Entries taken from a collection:
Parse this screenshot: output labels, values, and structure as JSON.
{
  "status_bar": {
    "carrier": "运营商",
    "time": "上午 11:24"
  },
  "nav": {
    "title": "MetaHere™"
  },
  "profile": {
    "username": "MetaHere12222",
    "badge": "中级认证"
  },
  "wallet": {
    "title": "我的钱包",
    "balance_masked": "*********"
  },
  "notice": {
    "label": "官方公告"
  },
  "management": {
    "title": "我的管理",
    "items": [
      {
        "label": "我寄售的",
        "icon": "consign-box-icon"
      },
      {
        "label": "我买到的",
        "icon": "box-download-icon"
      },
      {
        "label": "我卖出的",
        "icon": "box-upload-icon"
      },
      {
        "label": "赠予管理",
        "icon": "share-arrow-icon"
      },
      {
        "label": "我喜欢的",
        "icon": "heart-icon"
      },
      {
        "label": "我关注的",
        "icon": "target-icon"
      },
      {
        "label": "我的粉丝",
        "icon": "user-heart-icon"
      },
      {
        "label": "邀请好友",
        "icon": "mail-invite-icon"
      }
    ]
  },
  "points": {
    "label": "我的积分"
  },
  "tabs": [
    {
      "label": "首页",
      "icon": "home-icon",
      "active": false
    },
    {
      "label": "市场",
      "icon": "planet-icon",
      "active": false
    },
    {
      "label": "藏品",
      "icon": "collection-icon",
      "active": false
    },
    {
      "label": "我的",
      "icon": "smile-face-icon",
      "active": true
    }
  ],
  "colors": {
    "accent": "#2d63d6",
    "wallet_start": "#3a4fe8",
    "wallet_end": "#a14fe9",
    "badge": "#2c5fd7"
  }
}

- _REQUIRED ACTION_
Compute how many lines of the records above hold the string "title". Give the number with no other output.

- _ANSWER SPACE_
3